** Prompt **
Copy out all lines of the records in which the word "with" appears.

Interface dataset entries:
____
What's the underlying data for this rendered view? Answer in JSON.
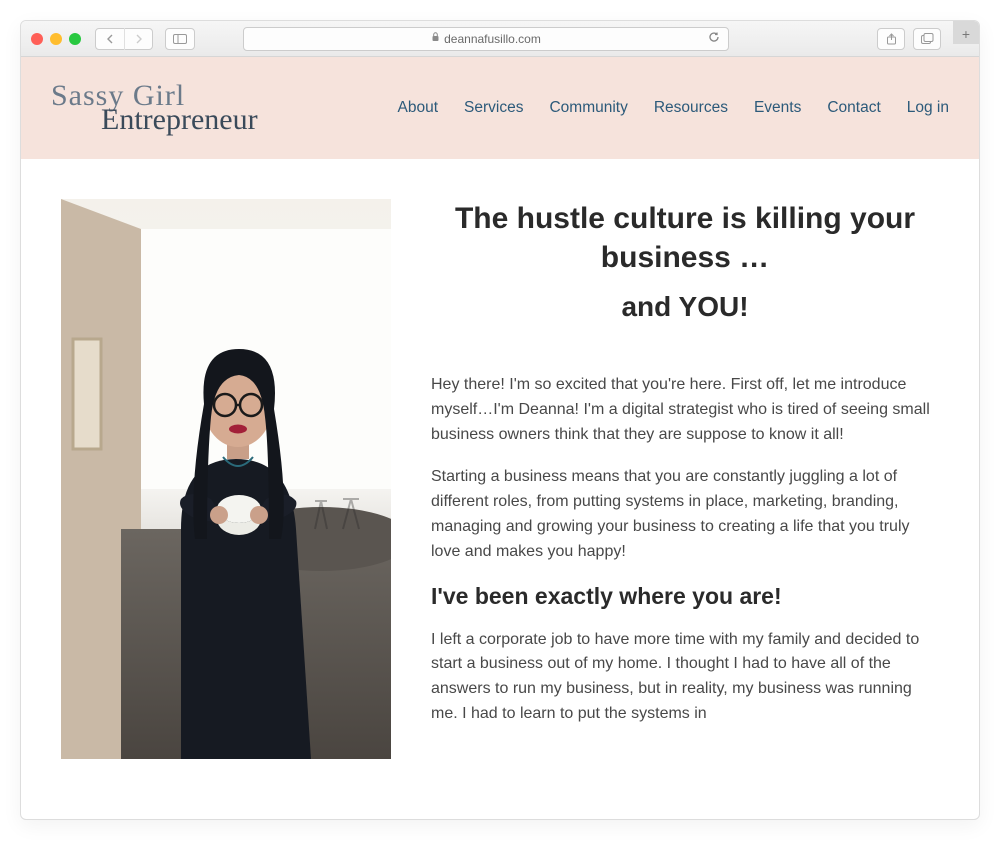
{
  "browser": {
    "url": "deannafusillo.com"
  },
  "logo": {
    "line1": "Sassy Girl",
    "line2": "Entrepreneur"
  },
  "nav": {
    "items": [
      "About",
      "Services",
      "Community",
      "Resources",
      "Events",
      "Contact",
      "Log in"
    ]
  },
  "content": {
    "headline1": "The hustle culture is killing your business …",
    "headline2": "and YOU!",
    "para1": "Hey there! I'm so excited that you're here. First off, let me introduce myself…I'm Deanna! I'm a digital strategist who is tired of seeing small business owners think that they are suppose to know it all!",
    "para2": "Starting a business means that you are constantly juggling a lot of different roles, from putting systems in place, marketing, branding, managing and growing your business to creating a life that you truly love and makes you happy!",
    "subhead": "I've been exactly where you are!",
    "para3": "I left a corporate job to have more time with my family and decided to start a business out of my home. I thought I had to have all of the answers to run my business, but in reality, my business was running me. I had to learn to put the systems in"
  },
  "image_alt": "Portrait of a woman with dark hair and glasses holding a mug, seated on a gray sofa in a bright cafe"
}
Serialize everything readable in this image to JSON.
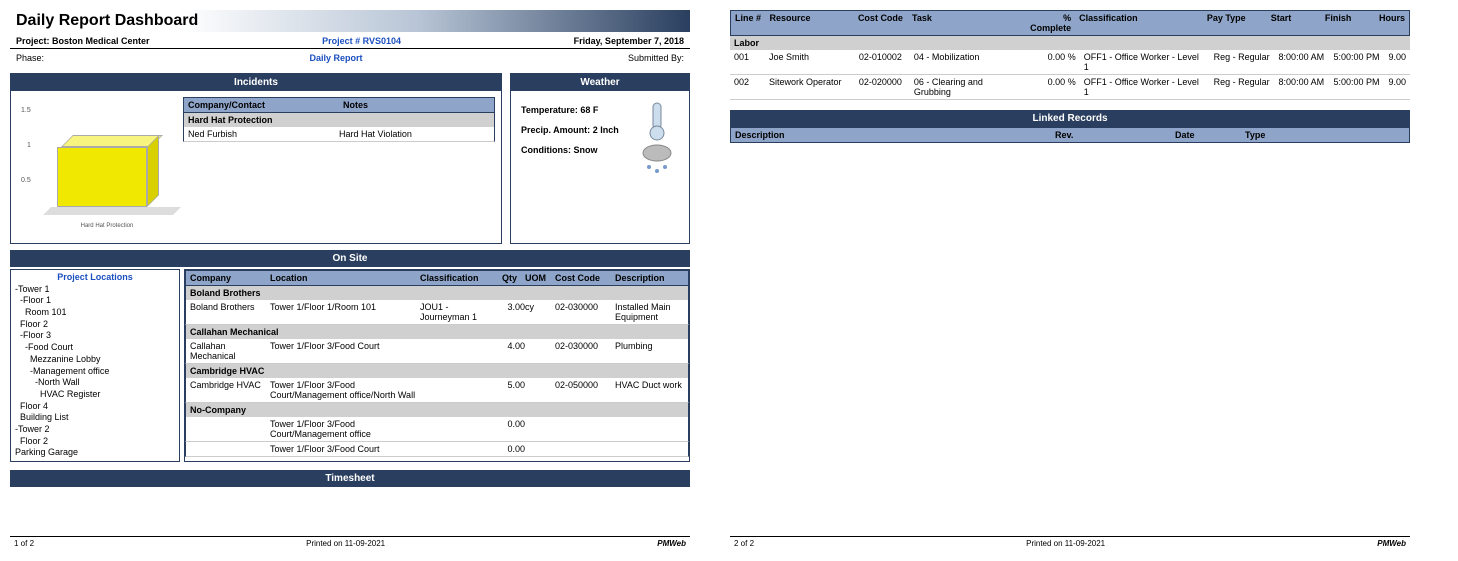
{
  "title": "Daily Report Dashboard",
  "meta": {
    "project_label": "Project:",
    "project_name": "Boston Medical Center",
    "project_num_label": "Project #",
    "project_num": "RVS0104",
    "date": "Friday, September 7, 2018",
    "phase_label": "Phase:",
    "center_link": "Daily Report",
    "submitted_label": "Submitted By:"
  },
  "incidents": {
    "header": "Incidents",
    "col_company": "Company/Contact",
    "col_notes": "Notes",
    "group": "Hard Hat Protection",
    "row_company": "Ned Furbish",
    "row_notes": "Hard Hat Violation",
    "chart_label": "Hard Hat Protection"
  },
  "chart_data": {
    "type": "bar",
    "categories": [
      "Hard Hat Protection"
    ],
    "values": [
      1
    ],
    "title": "",
    "xlabel": "",
    "ylabel": "",
    "ylim": [
      0,
      1.5
    ],
    "yticks": [
      0.5,
      1,
      1.5
    ]
  },
  "weather": {
    "header": "Weather",
    "temp_label": "Temperature:",
    "temp_value": "68 F",
    "precip_label": "Precip. Amount:",
    "precip_value": "2 Inch",
    "cond_label": "Conditions:",
    "cond_value": "Snow"
  },
  "onsite": {
    "header": "On Site",
    "locations_title": "Project Locations",
    "locations": [
      "-Tower 1",
      "  -Floor 1",
      "    Room 101",
      "  Floor 2",
      "  -Floor 3",
      "    -Food Court",
      "      Mezzanine Lobby",
      "      -Management office",
      "        -North Wall",
      "          HVAC Register",
      "  Floor 4",
      "  Building List",
      "-Tower 2",
      "  Floor 2",
      "Parking Garage"
    ],
    "cols": {
      "company": "Company",
      "location": "Location",
      "classification": "Classification",
      "qty": "Qty",
      "uom": "UOM",
      "costcode": "Cost Code",
      "description": "Description"
    },
    "groups": [
      {
        "name": "Boland Brothers",
        "rows": [
          {
            "company": "Boland Brothers",
            "location": "Tower 1/Floor 1/Room 101",
            "classification": "JOU1 - Journeyman 1",
            "qty": "3.00",
            "uom": "cy",
            "cost": "02-030000",
            "desc": "Installed Main Equipment"
          }
        ]
      },
      {
        "name": "Callahan Mechanical",
        "rows": [
          {
            "company": "Callahan Mechanical",
            "location": "Tower 1/Floor 3/Food Court",
            "classification": "",
            "qty": "4.00",
            "uom": "",
            "cost": "02-030000",
            "desc": "Plumbing"
          }
        ]
      },
      {
        "name": "Cambridge HVAC",
        "rows": [
          {
            "company": "Cambridge HVAC",
            "location": "Tower 1/Floor 3/Food Court/Management office/North Wall",
            "classification": "",
            "qty": "5.00",
            "uom": "",
            "cost": "02-050000",
            "desc": "HVAC Duct work"
          }
        ]
      },
      {
        "name": "No-Company",
        "rows": [
          {
            "company": "",
            "location": "Tower 1/Floor 3/Food Court/Management office",
            "classification": "",
            "qty": "0.00",
            "uom": "",
            "cost": "",
            "desc": ""
          },
          {
            "company": "",
            "location": "Tower 1/Floor 3/Food Court",
            "classification": "",
            "qty": "0.00",
            "uom": "",
            "cost": "",
            "desc": ""
          }
        ]
      }
    ]
  },
  "timesheet": {
    "header": "Timesheet",
    "cols": {
      "line": "Line #",
      "resource": "Resource",
      "cost": "Cost Code",
      "task": "Task",
      "pct": "% Complete",
      "class": "Classification",
      "pay": "Pay Type",
      "start": "Start",
      "finish": "Finish",
      "hours": "Hours"
    },
    "group": "Labor",
    "rows": [
      {
        "line": "001",
        "resource": "Joe Smith",
        "cost": "02-010002",
        "task": "04 - Mobilization",
        "pct": "0.00 %",
        "class": "OFF1 - Office Worker - Level 1",
        "pay": "Reg - Regular",
        "start": "8:00:00 AM",
        "finish": "5:00:00 PM",
        "hours": "9.00"
      },
      {
        "line": "002",
        "resource": "Sitework Operator",
        "cost": "02-020000",
        "task": "06 - Clearing and Grubbing",
        "pct": "0.00 %",
        "class": "OFF1 - Office Worker - Level 1",
        "pay": "Reg - Regular",
        "start": "8:00:00 AM",
        "finish": "5:00:00 PM",
        "hours": "9.00"
      }
    ]
  },
  "linked": {
    "header": "Linked Records",
    "cols": {
      "desc": "Description",
      "rev": "Rev.",
      "date": "Date",
      "type": "Type"
    }
  },
  "footer": {
    "page1": "1 of 2",
    "page2": "2 of 2",
    "printed": "Printed on 11-09-2021",
    "brand": "PMWeb"
  }
}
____
** Response to the exercise **
    "para3": "I left a corporate job to have more time with my family and decided to start a business out of my home. I thought I had to have all of the answers to run my business, but in reality, my business was running me. I had to learn to put the systems in"
  "image_alt": "Portrait of a woman with dark hair and glasses holding a mug, seated on a gray sofa in a bright cafe"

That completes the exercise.